  • Shawn Henry opened the conference with a presentation on accessibility. Shawn clearly demonstrated that those who know how to make information more accessible to those with special needs—and a good percentage of the population will have special needs at some point in our lives—will have plenty of good work for years to come.
  • David Pogue, who writes the popular “State of the Art” column for the New York Times and has almost 330,000 (yes, 330 THOUSAND!) followers on Twitter, delivered a hilarious but highly relevant keynote address, and even regaled us on the piano with his ode to the iPhone. (You can see and hear YouTube version of this ode.)
  • Executive Director Susan Burton talked about STC's efforts to get the U.S. government to more accurately reflect the work and salaries of technical communicators. In a recent coup, the next edition of the Occupational Outlook and Handbook, published by the Bureau of Labor Statistics, will for the first time have an individual report on technical writers. This means we will no longer be lumped with non-technical (and generally lower-paid) writers such as journalists and poets. And, because many countries coordinate on occupational issues and labor statistics, this should be good news for many non-U.S. technical writers, too. For more information, see this link.
  • There was a lot of excitement about social media such as Facebook and Twitter. Imagine, for example, a Help system where each topic collects user comments and shares them automatically with all other users. So, if you document a feature incorrectly or incompletely, your user base will quickly know that. Scary? Sure. The future of product documentation? Probably. Our role in all this? That's for US to figure out!

Did attending the Summit re-energize me? Absolutely! I arrived in Atlanta downtrodden by several months of unsuccessful job hunting, and left feeling good about myself, my prospects, and my profession.

Did attending help me find a job more quickly? YOU decide! While I was in a session at the Summit, I had a call to bounce to my home phone. Kat told the interested employer that I was attending a professional conference. I imagine he was impressed that I was engaged in professional development activities despite being unemployed. When I interviewed later that week, I presented a very positive attitude and a high level of confidence.
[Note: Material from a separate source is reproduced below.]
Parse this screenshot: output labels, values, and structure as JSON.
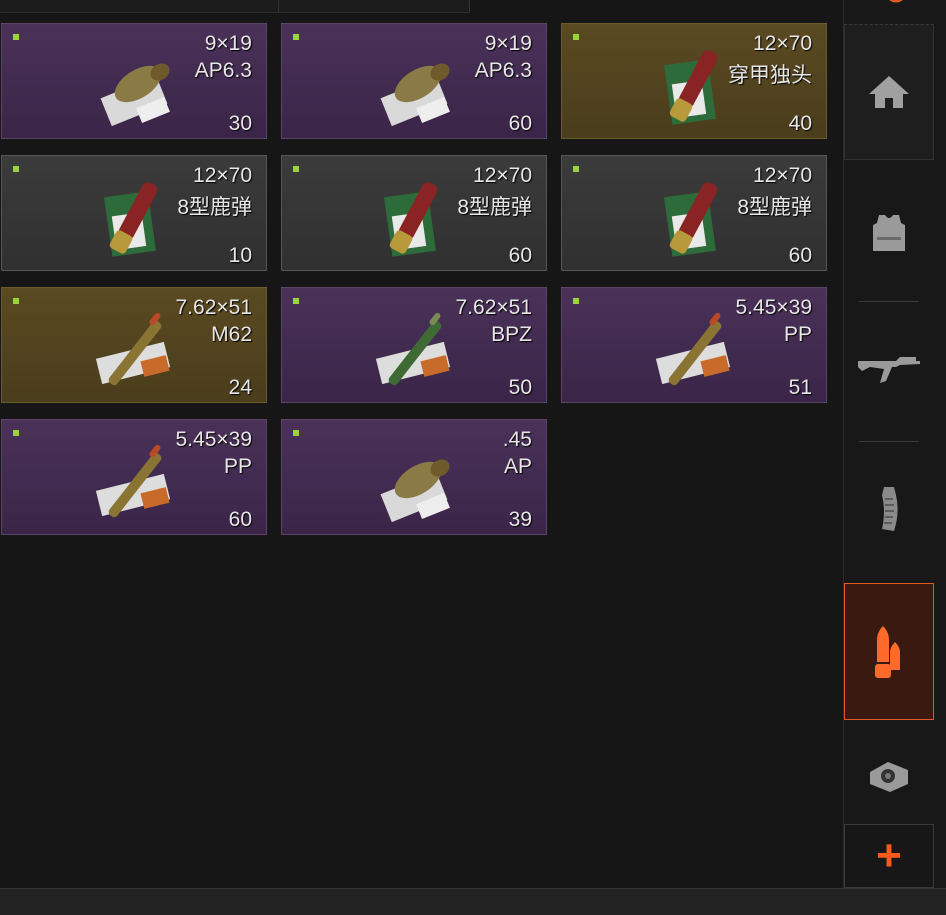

Exactly nine days after the Summit, I received the offer. Thank you, STC, and thank you, Kat!

Chris can be reached at cjbenz at cjbenz dot info. End of article.

More articles like this...
Comments powered by Disqus.